I only came to some of these conclusions by living abroad. Studying comparative politics, history, and development for multiple years of university has certainly helped, but the experience of talking to other people and experiencing the outside world is really what has helped me to intuit, and understand on a visceral level, what all of this means. Getting my CPR (social security) in Denmark was so easy, and even as a resident I’m guaranteed a base level of health coverage means I don’t have to fear spraining my wrist (which I’ve already done since I got here, more on that later). The idea of a net makes sense to a lot of places but is absent from our debate because of an overwhelming an entrenched sense of what our national identity is and ought to be, and it’s difficult to have that conversation with others when all people really want to talk about is our election.

The one question I honestly expected to get more of was some variation of the now infamous question “What about that Trump?” OR “What do you think about Trump?” or even “That guy’s a real asshole, huh?” When I was in Scotland in the Spring, it was the height of the primary season and thus the height of Trump-mania. Consistently, and without hesitation, I would get people asking me what I thought about Trump, if I was a Trump supporter, or “what’s it like over there” like we’re suddenly a postcolonial dictatorship or barren post-apocalypse. What I would usually explain to people, politely, was that the structure of our primary system was conducive to allowing a guy like Trump to subvert the establishment and secure the nomination of a party he doesn’t even belong to, and that when you got down to it his real base, and not just the ones that follow him to the general election because they don’t like her, it’s about the same as the far-right, economic populist parties of Europe. But I digress.
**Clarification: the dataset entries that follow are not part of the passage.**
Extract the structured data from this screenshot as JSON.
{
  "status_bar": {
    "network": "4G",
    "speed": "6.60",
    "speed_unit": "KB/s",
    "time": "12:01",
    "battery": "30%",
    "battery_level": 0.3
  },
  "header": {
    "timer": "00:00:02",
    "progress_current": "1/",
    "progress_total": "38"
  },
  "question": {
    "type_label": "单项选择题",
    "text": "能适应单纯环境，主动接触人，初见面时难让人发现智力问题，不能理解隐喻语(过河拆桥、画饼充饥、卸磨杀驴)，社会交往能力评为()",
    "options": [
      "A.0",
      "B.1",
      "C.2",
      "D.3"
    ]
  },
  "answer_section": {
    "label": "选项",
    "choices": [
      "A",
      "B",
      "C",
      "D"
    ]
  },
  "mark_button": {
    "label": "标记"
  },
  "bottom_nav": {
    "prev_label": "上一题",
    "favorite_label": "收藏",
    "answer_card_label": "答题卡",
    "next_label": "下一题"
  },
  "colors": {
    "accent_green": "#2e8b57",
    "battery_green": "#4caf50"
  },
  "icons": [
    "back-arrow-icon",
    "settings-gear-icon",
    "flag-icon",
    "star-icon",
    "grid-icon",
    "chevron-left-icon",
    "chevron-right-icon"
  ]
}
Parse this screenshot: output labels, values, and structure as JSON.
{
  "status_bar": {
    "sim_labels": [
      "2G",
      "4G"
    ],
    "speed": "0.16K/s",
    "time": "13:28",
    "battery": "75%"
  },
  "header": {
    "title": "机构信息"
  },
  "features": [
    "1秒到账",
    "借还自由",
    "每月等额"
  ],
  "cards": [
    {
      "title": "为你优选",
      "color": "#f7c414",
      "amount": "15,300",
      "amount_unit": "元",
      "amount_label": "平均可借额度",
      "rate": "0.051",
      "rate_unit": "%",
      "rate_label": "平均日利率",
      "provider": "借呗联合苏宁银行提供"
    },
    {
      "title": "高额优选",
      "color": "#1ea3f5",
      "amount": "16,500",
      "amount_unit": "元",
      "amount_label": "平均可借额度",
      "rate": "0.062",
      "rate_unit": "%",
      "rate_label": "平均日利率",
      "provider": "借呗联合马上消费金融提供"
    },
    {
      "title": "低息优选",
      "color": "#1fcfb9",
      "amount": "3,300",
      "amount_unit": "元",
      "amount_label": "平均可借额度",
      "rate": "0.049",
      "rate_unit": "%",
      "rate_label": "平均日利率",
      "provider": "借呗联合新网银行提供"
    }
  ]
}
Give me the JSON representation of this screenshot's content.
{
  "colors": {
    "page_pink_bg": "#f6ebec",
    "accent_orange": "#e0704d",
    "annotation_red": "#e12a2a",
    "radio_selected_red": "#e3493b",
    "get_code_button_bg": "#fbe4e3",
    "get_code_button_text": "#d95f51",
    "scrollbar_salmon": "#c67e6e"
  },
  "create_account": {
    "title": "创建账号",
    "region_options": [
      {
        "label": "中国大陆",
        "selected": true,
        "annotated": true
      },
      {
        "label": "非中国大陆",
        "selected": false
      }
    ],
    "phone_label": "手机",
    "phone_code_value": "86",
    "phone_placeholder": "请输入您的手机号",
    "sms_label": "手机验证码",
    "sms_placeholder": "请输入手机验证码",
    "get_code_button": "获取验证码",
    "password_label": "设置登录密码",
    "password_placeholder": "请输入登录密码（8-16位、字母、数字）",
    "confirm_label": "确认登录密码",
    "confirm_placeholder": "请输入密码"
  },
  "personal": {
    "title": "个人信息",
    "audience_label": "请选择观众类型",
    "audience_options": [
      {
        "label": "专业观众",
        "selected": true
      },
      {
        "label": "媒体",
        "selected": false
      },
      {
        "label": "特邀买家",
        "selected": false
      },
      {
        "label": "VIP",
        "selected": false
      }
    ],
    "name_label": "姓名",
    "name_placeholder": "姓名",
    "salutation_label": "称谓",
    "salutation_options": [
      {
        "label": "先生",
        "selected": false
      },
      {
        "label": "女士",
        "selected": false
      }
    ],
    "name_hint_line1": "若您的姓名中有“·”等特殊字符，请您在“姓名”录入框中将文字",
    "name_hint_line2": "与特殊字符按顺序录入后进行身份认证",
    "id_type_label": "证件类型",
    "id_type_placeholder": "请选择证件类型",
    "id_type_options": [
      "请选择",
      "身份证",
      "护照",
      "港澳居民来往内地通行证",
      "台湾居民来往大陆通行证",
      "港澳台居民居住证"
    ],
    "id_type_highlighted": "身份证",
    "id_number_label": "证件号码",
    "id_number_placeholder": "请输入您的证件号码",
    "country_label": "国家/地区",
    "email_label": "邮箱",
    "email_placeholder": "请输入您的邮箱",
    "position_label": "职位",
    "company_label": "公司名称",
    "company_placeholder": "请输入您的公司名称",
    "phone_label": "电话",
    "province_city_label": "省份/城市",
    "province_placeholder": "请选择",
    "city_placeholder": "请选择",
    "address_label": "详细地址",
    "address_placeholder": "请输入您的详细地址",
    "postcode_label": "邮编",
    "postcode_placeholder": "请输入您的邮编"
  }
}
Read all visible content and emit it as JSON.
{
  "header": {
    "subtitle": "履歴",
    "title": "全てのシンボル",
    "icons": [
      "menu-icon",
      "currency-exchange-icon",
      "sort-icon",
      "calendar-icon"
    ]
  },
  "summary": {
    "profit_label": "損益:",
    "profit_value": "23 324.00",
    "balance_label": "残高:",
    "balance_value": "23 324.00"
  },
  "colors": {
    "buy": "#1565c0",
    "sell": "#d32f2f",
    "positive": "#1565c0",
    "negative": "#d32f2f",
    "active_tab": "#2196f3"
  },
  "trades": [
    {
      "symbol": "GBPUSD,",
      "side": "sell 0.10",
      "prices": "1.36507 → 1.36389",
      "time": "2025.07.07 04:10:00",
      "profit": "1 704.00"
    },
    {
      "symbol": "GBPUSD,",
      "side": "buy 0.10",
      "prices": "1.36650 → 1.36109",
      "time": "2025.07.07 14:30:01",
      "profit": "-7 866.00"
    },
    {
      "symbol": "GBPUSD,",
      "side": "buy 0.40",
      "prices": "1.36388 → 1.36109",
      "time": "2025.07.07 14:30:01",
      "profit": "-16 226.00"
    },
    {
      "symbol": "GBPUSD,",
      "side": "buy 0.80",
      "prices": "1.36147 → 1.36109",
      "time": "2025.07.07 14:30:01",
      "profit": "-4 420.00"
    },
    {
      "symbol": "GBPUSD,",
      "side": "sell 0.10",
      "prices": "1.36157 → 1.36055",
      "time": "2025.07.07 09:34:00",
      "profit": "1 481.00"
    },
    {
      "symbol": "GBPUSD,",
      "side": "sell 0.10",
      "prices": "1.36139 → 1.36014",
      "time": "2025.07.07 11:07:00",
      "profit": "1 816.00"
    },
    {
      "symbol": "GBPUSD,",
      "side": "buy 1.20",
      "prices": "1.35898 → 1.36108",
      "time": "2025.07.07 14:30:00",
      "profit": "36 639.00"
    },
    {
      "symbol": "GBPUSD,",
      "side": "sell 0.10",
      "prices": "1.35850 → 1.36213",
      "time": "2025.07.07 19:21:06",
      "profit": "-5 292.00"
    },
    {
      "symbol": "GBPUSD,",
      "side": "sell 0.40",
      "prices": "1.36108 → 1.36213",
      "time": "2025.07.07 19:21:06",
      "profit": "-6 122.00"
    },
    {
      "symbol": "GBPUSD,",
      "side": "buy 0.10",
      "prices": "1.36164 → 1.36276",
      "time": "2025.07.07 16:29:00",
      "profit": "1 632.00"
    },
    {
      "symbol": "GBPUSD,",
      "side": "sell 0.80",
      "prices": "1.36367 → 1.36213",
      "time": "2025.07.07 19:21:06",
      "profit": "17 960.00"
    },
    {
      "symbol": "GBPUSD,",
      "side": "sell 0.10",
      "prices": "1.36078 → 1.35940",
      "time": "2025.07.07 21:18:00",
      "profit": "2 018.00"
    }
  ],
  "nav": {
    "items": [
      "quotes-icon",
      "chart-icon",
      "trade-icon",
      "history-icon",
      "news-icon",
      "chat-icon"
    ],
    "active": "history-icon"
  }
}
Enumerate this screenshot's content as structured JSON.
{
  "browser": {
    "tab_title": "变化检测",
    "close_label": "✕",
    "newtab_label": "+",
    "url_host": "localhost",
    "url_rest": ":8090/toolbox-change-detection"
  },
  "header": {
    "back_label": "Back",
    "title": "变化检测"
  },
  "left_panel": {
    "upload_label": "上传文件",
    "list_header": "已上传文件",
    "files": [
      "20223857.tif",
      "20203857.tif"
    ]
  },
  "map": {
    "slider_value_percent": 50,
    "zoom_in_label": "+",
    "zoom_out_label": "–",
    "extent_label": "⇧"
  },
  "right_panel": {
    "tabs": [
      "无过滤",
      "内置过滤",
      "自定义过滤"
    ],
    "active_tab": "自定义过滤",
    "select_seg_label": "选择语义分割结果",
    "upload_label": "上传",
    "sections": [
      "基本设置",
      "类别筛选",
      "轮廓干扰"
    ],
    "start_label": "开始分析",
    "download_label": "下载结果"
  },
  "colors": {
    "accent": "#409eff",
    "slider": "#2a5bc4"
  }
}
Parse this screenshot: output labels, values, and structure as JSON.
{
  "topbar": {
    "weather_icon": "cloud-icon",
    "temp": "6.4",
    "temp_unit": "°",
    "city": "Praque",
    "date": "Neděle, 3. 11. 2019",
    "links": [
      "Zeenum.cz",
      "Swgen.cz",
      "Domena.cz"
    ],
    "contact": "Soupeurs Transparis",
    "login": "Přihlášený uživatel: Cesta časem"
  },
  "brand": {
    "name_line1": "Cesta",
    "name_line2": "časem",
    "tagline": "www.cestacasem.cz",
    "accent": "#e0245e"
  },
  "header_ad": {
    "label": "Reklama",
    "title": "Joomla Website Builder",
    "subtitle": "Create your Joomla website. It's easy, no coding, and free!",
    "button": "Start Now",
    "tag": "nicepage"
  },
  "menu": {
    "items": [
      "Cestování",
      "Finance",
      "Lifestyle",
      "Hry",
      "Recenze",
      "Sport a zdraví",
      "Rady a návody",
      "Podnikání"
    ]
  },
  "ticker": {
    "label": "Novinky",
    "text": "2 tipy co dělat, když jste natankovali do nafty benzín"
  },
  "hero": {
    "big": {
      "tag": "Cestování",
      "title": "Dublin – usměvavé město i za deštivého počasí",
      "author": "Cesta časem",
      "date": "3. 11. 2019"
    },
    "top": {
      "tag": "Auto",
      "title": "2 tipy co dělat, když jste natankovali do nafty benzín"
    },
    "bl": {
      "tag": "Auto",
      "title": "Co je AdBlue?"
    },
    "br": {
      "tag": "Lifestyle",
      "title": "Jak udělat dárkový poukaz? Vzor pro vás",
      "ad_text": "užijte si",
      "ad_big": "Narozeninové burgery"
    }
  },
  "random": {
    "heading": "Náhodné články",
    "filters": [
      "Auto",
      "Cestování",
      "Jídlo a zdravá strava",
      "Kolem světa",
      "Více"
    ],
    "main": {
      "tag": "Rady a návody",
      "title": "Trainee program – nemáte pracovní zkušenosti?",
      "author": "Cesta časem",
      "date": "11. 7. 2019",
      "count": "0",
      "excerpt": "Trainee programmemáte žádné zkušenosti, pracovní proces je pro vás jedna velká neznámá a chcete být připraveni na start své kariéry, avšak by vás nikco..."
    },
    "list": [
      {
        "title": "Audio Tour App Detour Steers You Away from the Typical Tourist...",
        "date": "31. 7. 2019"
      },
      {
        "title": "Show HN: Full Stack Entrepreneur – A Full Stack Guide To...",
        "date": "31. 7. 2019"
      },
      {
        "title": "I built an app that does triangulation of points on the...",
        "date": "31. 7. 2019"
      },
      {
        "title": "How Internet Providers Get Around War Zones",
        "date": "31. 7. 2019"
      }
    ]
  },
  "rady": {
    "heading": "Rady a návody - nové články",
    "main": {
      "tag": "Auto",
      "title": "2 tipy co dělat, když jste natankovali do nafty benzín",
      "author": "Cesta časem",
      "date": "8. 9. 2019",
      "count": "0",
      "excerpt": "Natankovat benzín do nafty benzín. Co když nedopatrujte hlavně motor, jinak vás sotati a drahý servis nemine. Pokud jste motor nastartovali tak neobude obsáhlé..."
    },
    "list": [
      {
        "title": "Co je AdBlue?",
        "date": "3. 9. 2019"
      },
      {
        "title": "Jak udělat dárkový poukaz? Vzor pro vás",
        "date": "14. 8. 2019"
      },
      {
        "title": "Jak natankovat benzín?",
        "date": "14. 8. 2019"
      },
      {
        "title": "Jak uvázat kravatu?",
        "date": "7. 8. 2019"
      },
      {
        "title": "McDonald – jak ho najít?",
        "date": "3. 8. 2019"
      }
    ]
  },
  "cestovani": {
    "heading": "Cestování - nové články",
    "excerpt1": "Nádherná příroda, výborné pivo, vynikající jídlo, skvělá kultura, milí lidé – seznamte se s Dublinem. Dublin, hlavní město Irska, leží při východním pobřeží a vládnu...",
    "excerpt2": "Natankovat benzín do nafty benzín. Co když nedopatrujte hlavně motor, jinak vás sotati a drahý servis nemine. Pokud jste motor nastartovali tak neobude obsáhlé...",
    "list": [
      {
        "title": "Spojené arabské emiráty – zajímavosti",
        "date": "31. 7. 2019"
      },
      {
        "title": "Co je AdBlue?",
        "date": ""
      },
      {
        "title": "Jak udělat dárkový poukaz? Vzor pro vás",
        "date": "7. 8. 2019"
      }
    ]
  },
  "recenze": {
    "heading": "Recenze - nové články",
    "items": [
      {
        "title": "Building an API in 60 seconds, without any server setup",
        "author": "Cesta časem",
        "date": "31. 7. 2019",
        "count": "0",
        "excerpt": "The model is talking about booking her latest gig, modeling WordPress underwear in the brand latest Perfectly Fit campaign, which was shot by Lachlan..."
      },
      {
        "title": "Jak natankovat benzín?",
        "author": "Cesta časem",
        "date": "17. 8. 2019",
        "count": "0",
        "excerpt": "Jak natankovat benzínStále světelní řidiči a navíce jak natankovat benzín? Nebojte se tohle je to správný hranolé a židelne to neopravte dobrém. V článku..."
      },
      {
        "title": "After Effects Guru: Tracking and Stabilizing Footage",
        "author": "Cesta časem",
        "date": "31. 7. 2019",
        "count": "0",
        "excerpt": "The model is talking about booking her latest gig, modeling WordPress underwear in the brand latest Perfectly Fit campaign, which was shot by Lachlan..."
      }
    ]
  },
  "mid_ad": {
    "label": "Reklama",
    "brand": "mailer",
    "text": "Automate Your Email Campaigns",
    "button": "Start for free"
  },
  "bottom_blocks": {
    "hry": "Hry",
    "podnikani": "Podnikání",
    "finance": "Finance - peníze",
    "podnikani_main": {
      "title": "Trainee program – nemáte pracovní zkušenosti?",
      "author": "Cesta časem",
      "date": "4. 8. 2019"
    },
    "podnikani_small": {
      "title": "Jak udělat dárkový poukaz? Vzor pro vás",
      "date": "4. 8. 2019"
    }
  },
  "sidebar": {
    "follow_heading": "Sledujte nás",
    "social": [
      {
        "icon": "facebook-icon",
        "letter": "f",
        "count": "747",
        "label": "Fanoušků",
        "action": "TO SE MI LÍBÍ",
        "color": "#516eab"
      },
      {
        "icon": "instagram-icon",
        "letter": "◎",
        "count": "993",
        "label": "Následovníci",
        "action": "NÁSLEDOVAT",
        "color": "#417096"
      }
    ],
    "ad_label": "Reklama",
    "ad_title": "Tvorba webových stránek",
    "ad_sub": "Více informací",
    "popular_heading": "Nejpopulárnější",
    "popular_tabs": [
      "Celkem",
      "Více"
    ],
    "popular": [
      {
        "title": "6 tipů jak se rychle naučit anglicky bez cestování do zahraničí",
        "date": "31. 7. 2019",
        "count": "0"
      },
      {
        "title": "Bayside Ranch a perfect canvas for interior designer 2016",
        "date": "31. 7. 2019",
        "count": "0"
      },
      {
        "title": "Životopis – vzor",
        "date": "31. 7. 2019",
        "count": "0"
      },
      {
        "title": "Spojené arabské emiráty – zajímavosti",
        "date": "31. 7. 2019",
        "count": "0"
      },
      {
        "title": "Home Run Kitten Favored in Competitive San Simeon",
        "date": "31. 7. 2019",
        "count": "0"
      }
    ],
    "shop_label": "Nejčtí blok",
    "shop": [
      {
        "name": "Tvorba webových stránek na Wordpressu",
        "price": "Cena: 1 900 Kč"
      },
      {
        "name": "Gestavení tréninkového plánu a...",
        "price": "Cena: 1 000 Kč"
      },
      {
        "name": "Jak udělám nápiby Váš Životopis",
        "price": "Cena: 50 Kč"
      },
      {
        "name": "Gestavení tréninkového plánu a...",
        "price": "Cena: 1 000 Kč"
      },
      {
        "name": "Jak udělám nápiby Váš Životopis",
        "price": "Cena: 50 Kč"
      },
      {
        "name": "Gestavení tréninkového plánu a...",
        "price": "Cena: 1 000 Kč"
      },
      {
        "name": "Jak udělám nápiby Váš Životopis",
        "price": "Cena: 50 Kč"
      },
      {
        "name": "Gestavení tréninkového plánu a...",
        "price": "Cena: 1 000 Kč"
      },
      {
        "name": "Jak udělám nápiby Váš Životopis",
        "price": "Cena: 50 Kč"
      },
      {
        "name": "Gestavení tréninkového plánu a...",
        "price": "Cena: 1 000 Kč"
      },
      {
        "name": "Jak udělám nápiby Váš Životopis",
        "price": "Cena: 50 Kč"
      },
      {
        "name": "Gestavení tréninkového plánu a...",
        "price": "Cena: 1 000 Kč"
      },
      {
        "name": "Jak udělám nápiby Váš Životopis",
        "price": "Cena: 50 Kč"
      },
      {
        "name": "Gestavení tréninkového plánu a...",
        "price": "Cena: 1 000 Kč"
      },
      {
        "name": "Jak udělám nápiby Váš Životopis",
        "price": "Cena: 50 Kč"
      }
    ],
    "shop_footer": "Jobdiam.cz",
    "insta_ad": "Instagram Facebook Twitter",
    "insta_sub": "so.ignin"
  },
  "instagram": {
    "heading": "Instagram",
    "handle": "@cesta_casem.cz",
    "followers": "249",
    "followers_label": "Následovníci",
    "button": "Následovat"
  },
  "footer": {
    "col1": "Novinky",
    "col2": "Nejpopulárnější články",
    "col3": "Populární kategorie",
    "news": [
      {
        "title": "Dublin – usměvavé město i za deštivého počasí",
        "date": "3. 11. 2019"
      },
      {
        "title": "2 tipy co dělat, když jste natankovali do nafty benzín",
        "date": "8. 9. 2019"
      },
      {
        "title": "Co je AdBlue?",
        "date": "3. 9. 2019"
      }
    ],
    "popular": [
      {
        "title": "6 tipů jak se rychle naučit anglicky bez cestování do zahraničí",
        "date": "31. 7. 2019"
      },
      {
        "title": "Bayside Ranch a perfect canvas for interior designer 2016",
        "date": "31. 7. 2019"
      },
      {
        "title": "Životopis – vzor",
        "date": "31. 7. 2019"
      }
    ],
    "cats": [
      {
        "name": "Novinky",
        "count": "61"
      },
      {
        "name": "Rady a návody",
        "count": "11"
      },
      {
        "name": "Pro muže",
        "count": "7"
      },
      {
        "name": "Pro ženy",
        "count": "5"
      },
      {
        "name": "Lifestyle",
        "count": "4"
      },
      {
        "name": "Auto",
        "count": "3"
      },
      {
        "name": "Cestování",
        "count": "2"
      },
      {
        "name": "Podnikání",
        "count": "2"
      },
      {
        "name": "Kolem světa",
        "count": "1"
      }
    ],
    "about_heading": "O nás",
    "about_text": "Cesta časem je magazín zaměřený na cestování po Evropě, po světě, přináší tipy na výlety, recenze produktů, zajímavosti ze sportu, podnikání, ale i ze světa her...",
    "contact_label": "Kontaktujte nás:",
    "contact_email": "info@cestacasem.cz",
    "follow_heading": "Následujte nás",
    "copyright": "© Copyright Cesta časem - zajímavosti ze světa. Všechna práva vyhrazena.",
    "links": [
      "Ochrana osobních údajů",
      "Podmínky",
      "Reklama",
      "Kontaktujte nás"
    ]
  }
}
Since I’ve been back in Europe, in Copenhagen, it seems like the attitude has changed entirely. People seem to get it. Everybody knows Trump is a loon, and they’re more willing than ever to engage in an honest debate about who he is, why it’s happened, and how it’s affecting the image of America to the rest of the world. The thing that has surprised me to find out over here is the extent to which everybody over here absolutely loves the Obamas. Barack Obama, to most people, is a great and honest leader who has projected an image of strength to the rest of the world. I have some issues with Obama on policy, though fully acknowledge most critics of his policy are skewed in their understanding of what he should have been able to achieve given the current political environment. However, it’s hard to deny that Obama was a great statesman, and, perhaps more importantly, a great symbol of America is and ought to be on the world stage.

The lesson I’m learning about Trump is that it becomes hard to live through your country while your abroad when the image of your country that is being projected is that of an absolute circus. It’s difficult to engage in an honest discussion about your country is with the shiny distraction that is the 2016 election. When for so long you have found yourself in the position of experiencing your country and all its quirks from the outside, it’s difficult to remind people of the more moderate America exists with all its flaws and ideals when you understand it from the inside. At the same time, it is interesting for me to try and remove myself from the technology bubble and talk to people around me about what this election looks like from the outside in, because in the end appearances do matter, and we’re doing ourselves no favors. All that being said, I am really looking forward to having an Election Night party in Europe because everyone loves the spectacle and is able to laugh at it.

Stay tuned for more stories about bike accidents and traveling to Berlin and Prague.